Judging Climate Change

A Comparative Legal and Political Analysis of the KlimaSeniorinnen Schweiz and the Urgenda Cases


  • Lyne Schuppisser


Climate Change Litigation, Urgenda, KlimaSeniorinnen, Comparative Law, Comparative Politics


Since global and national political efforts to tackle climate change are failing, climate change litigation is on the rise worldwide. In climate change litigation, claimants try to legally advance climate protection in manifold ways. In particular, strategic, rights-based climate change litigation is becoming more common in which claimants use a human rights-based approach in their attempt to advance social change.
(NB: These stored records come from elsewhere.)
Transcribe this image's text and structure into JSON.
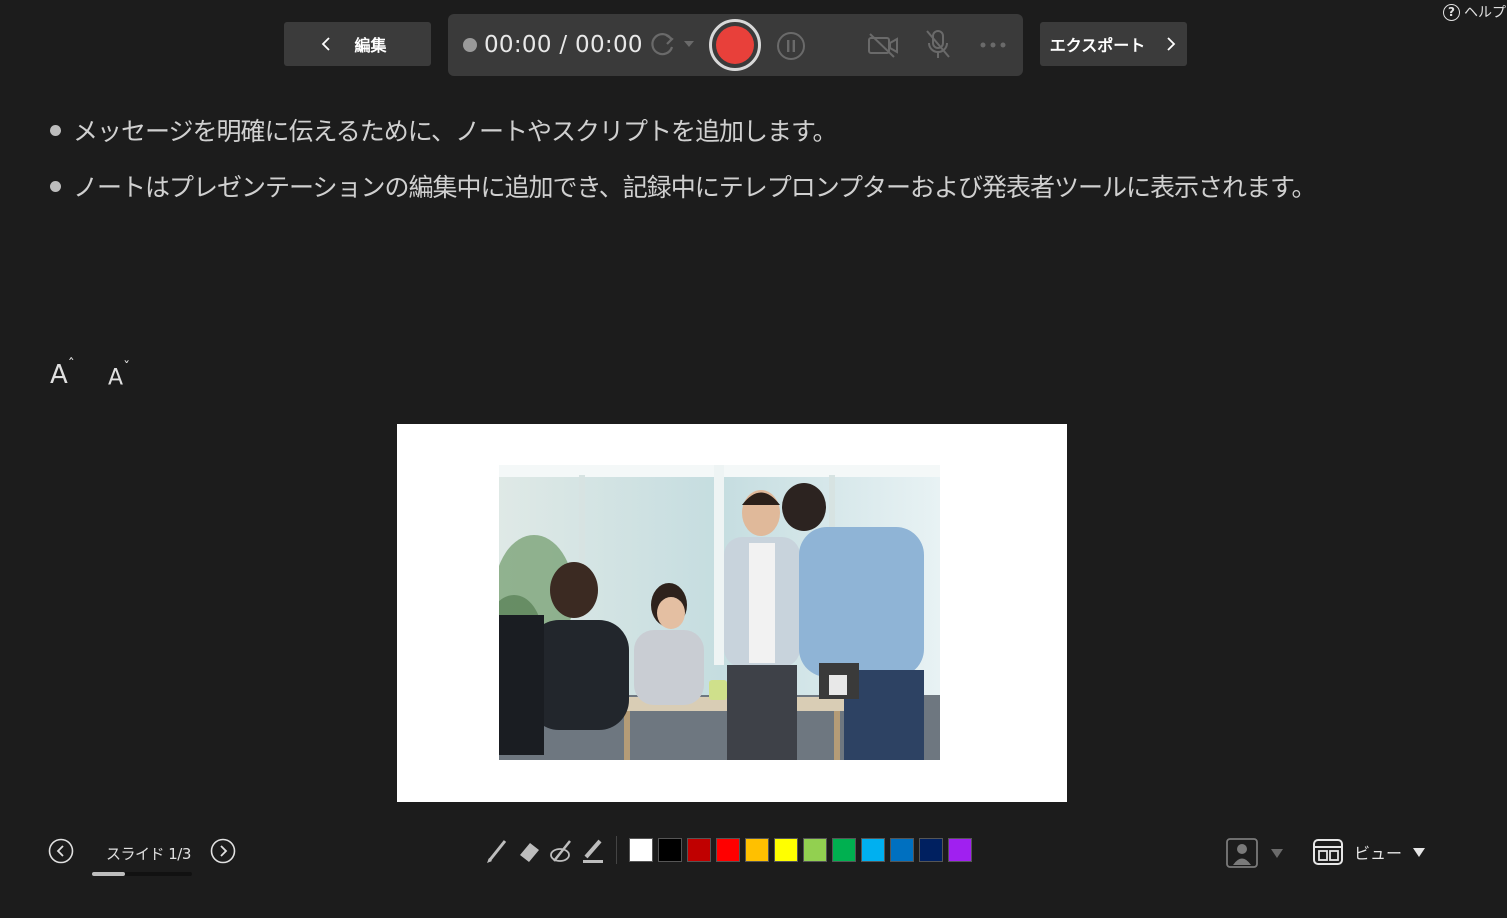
{
  "help": {
    "label": "ヘルプ"
  },
  "topbar": {
    "edit_label": "編集",
    "timer": "00:00 / 00:00",
    "export_label": "エクスポート"
  },
  "notes": [
    "メッセージを明確に伝えるために、ノートやスクリプトを追加します。",
    "ノートはプレゼンテーションの編集中に追加でき、記録中にテレプロンプターおよび発表者ツールに表示されます。"
  ],
  "font_controls": {
    "increase": "A",
    "decrease": "A"
  },
  "slide_nav": {
    "label": "スライド 1/3",
    "current": 1,
    "total": 3
  },
  "colors": {
    "accent_record": "#e8403a",
    "swatches": [
      "#ffffff",
      "#000000",
      "#c00000",
      "#ff0000",
      "#ffc000",
      "#ffff00",
      "#92d050",
      "#00b050",
      "#00b0f0",
      "#0070c0",
      "#002060",
      "#a020f0"
    ]
  },
  "view": {
    "label": "ビュー"
  }
}
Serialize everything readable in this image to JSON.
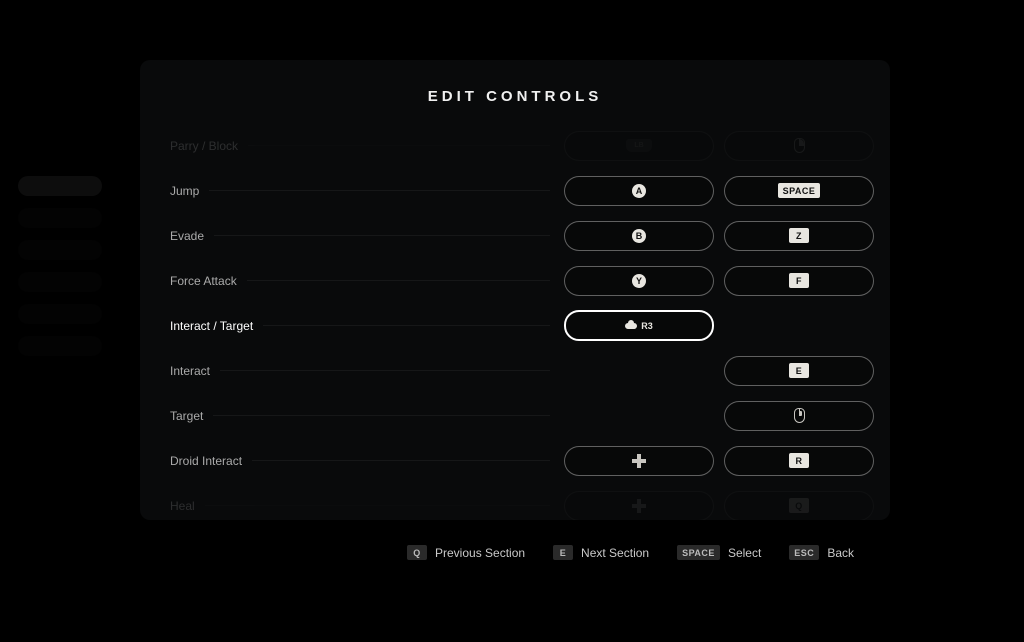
{
  "title": "EDIT CONTROLS",
  "rows": [
    {
      "label": "Parry / Block",
      "pad": {
        "type": "lb",
        "text": "LB"
      },
      "kbm": {
        "type": "mouse-rmb"
      },
      "dim": true
    },
    {
      "label": "Jump",
      "pad": {
        "type": "circle",
        "text": "A"
      },
      "kbm": {
        "type": "key",
        "text": "SPACE"
      }
    },
    {
      "label": "Evade",
      "pad": {
        "type": "circle",
        "text": "B"
      },
      "kbm": {
        "type": "key",
        "text": "Z"
      }
    },
    {
      "label": "Force Attack",
      "pad": {
        "type": "circle",
        "text": "Y"
      },
      "kbm": {
        "type": "key",
        "text": "F"
      }
    },
    {
      "label": "Interact / Target",
      "pad": {
        "type": "stick",
        "text": "R3"
      },
      "kbm": null,
      "selected": true
    },
    {
      "label": "Interact",
      "pad": null,
      "kbm": {
        "type": "key",
        "text": "E"
      }
    },
    {
      "label": "Target",
      "pad": null,
      "kbm": {
        "type": "mouse-mmb"
      }
    },
    {
      "label": "Droid Interact",
      "pad": {
        "type": "dpad"
      },
      "kbm": {
        "type": "key",
        "text": "R"
      }
    },
    {
      "label": "Heal",
      "pad": {
        "type": "dpad"
      },
      "kbm": {
        "type": "key",
        "text": "Q"
      },
      "dim": true
    }
  ],
  "footer": [
    {
      "key": "Q",
      "label": "Previous Section"
    },
    {
      "key": "E",
      "label": "Next Section"
    },
    {
      "key": "SPACE",
      "label": "Select"
    },
    {
      "key": "ESC",
      "label": "Back"
    }
  ],
  "sidebar_items": 6,
  "sidebar_active": 0
}
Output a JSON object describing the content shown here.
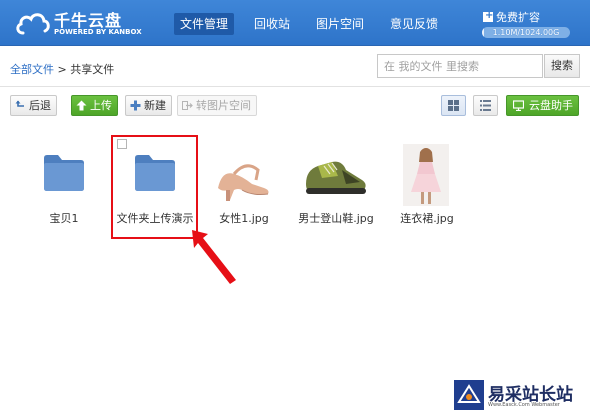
{
  "header": {
    "logo_title": "千牛云盘",
    "logo_sub": "POWERED BY KANBOX",
    "nav": [
      {
        "label": "文件管理",
        "active": true
      },
      {
        "label": "回收站",
        "active": false
      },
      {
        "label": "图片空间",
        "active": false
      },
      {
        "label": "意见反馈",
        "active": false
      }
    ],
    "expand_label": "免费扩容",
    "quota_text": "1.10M/1024.00G",
    "quota_fraction": 0.001
  },
  "breadcrumb": {
    "root": "全部文件",
    "separator": ">",
    "current": "共享文件"
  },
  "search": {
    "placeholder": "在 我的文件 里搜索",
    "button_label": "搜索"
  },
  "toolbar": {
    "back_label": "后退",
    "upload_label": "上传",
    "new_label": "新建",
    "to_image_space_label": "转图片空间",
    "assistant_label": "云盘助手"
  },
  "files": [
    {
      "name": "宝贝1",
      "type": "folder"
    },
    {
      "name": "文件夹上传演示",
      "type": "folder"
    },
    {
      "name": "女性1.jpg",
      "type": "image"
    },
    {
      "name": "男士登山鞋.jpg",
      "type": "image"
    },
    {
      "name": "连衣裙.jpg",
      "type": "image"
    }
  ],
  "watermark": {
    "text": "易采站长站",
    "sub": "Www.Easck.Com Webmaster"
  },
  "colors": {
    "header_bg": "#3f86d8",
    "nav_active": "#1f5aa8",
    "green_button": "#5bb332",
    "highlight_red": "#e60f16",
    "folder_blue": "#5a88c6"
  }
}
While a rights-based claim filed by Urgenda in the Netherlands succeeded, a similar Swiss case brought by KlimaSeniorinnen Schweiz, failed. Why did the two cases have different outcomes despite the similarity of the cases and the countries? This paper seeks an answer by comparing the legal and political systems of the countries as well as by conducting expert interviews. In sum, the Urgenda and KlimaSeniorinnen cases differed because Dutch law has more generous procedural rules about the admissibility of claims than Swiss law. Furthermore, the Swiss highest court is more hesitant to engage in politically controversial questions compared to the Dutch highest court.
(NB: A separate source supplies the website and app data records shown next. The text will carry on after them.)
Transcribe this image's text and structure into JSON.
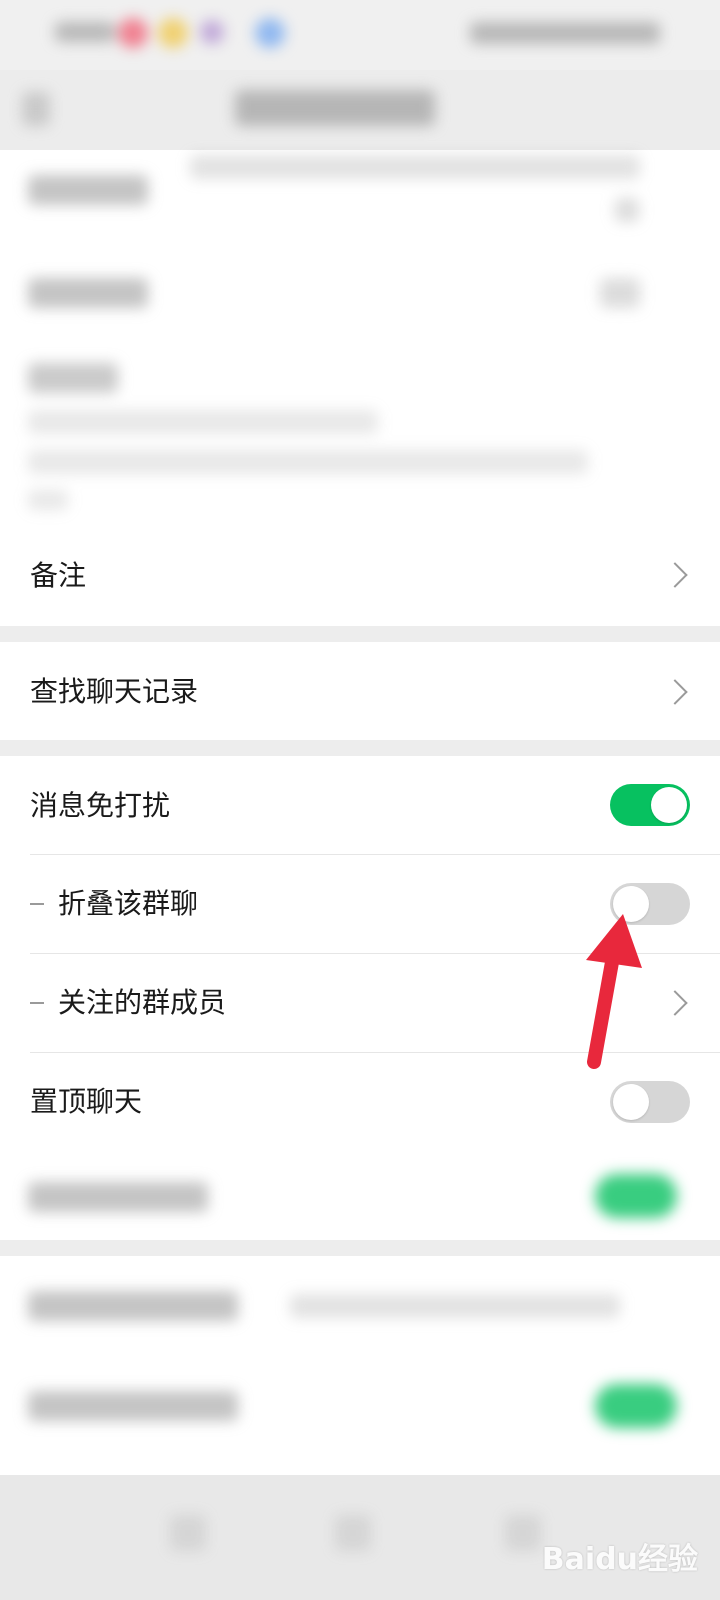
{
  "settings": {
    "remark_label": "备注",
    "search_history_label": "查找聊天记录",
    "mute_label": "消息免打扰",
    "mute_on": true,
    "fold_label": "折叠该群聊",
    "fold_on": false,
    "followed_members_label": "关注的群成员",
    "pin_label": "置顶聊天",
    "pin_on": false
  },
  "watermark": "Baidu经验",
  "colors": {
    "toggle_on": "#07c160",
    "toggle_off": "#d6d6d6",
    "annotation_arrow": "#e8283c",
    "page_background": "#ededed"
  },
  "icons": [
    "chevron-right-icon",
    "annotation-arrow-icon"
  ]
}
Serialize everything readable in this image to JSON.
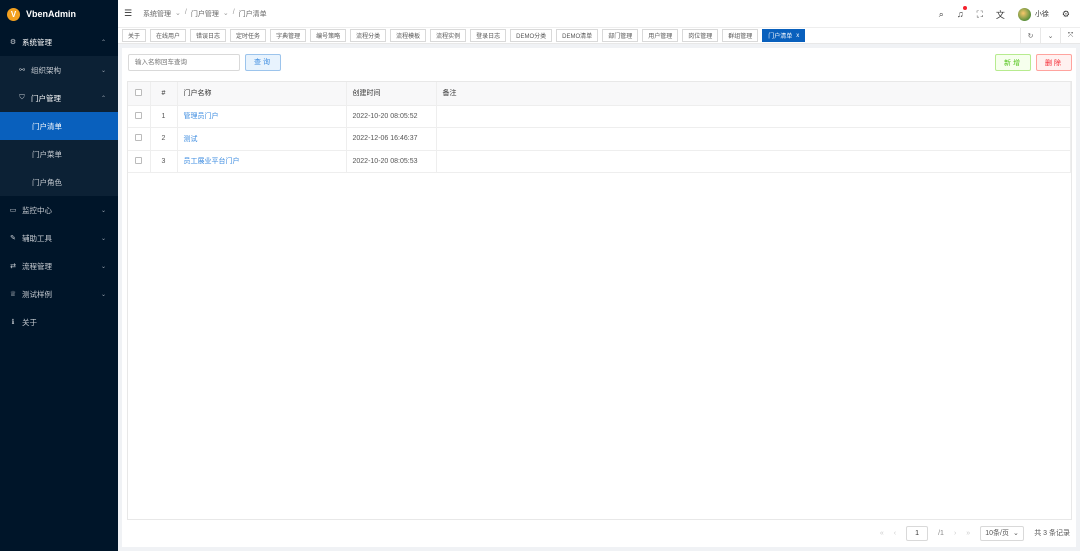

Lyne Schuppisser

After completing her M.A. in European Global Studies in 2022, Lyne Schuppisser started an internship in 2023 within the cantonal administration of Aargau, where she works for the specialist department of sustainability. She supports the specialist department with the task of monitoring and implementing the Agenda 2030 for sustainable development as well as creating public awareness for sustainability.